** Opening DATASET RECORDS block **
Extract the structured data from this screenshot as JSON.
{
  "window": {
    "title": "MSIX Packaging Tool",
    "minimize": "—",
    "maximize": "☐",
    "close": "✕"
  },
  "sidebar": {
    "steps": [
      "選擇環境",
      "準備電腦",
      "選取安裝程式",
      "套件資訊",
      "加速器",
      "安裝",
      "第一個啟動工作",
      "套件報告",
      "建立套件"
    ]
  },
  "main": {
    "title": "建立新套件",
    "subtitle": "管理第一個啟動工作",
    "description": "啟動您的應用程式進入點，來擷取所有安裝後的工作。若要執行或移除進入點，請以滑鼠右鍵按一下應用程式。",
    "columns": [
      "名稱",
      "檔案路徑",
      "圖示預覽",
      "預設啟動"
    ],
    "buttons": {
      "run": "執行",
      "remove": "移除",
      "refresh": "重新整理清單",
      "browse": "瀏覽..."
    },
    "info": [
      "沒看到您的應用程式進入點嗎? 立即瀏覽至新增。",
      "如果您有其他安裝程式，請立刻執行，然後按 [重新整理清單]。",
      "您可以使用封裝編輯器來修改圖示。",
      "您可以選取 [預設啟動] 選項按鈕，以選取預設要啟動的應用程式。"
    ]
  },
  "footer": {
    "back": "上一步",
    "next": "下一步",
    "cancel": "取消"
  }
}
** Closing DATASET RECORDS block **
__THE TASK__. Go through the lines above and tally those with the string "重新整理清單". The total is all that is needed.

__SOLUTION BELOW__. 2